Almost five years later, after a stint commanding the amphibious transport dock USS San Diego, Bauernschmidt took command of the Abraham Lincoln.
“Each new job and opportunity strengthened my leadership, and challenged me to be the best version of myself,” Bauernschmidt says.
“I’ve had a phenomenal career where I’ve been given incredible opportunities.”
Even jobs she didn’t really want were opportunities, she says.
“Sometimes you will learn the most and grow the most in a situation or job you did not want to be in or to do.
“Not every job I’ve done in the Navy is a job I wanted, but I learned and took everything out of every job I could,” Bauernschmidt says.
Even though she’s risen to a powerful position, Bauernschmidt acknowledges the many challenges still faced by women in the Navy.
As of December 31, only 20% of the Navy’s active duty force of 342,000 personnel are women, according to the service’s demographic data.
As a Department of the Navy gender relations survey from February relates, “social media is filled with anecdotes and shared experiences about instances of sexism, discrimination, accessing help, and reporting and seeking justice for sexual harassment and sexual assault. It’s clear there are challenges that must be overcome for meaningful change.”
“These are challenges bigger than the military,” Bauernschmidt says. “We constantly work to improve the environment and sailor programs to support our most important resource — our people during their careers.”
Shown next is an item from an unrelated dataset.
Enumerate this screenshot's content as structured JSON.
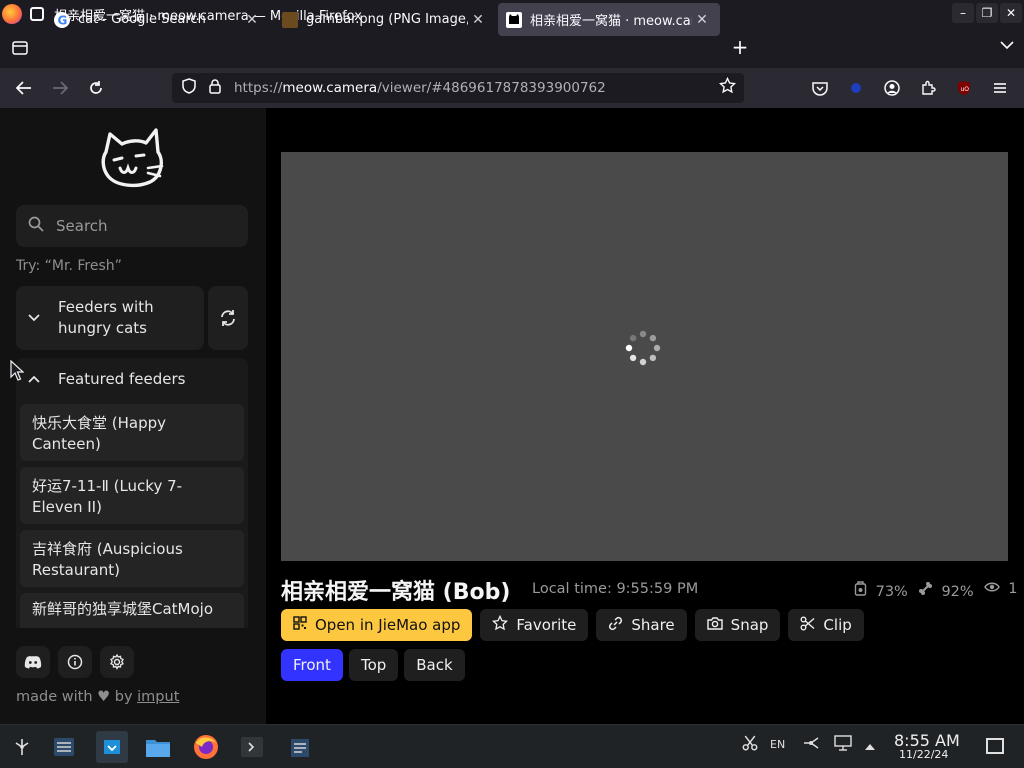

At Bauernschmidt’s rank of captain and above, the Navy’s gender gap is even more stark. Only 13% of those 3,075 officers are women, Navy data shows.
So Bauernschmidt does feel an extra sense of responsibility as the first woman to command an aircraft carrier, but she seems to see it as evolutionary, not revolutionary.
“While women have accomplished a lot, I look forward to the day we don’t have to celebrate firsts,” she says.
Bauernschmidt says support she’s had from the entire Navy community was crucial in getting her to that bridge on one of the biggest warships in the world. And she says she’s still learning now.
“Overcoming any challenge for me starts with ownership — know your job and do your job to the utmost of your ability every day. It is hard to argue with someone doing exceptional work supporting the mission and the team,” she says.
The thousands of sailors she leads challenge her and keep her growing, she says.
“Leadership is hard,” Bauernschmidt says.
“To effectively lead a team, department, or command, you have to understand the organization and yourself. You have to meet them where they need a leader and you have to know yourself well enough to know how to meet them where they are,” she says.
Her advice to those under her command, and to anyone with aspirations: follow through on a daily basis.
“I try not to just complete a task, but own the outcome of my work,” she says.
For inspiration herself, she quotes an NFL superstar, Arizona Cardinals defensive end JJ Watt: “Success isn’t owned, it’s leased and rent is due every day!”
Pay that rent, and you might find yourself with one of the rarest jobs in the world: commander of a nuclear-powered aircraft carrier.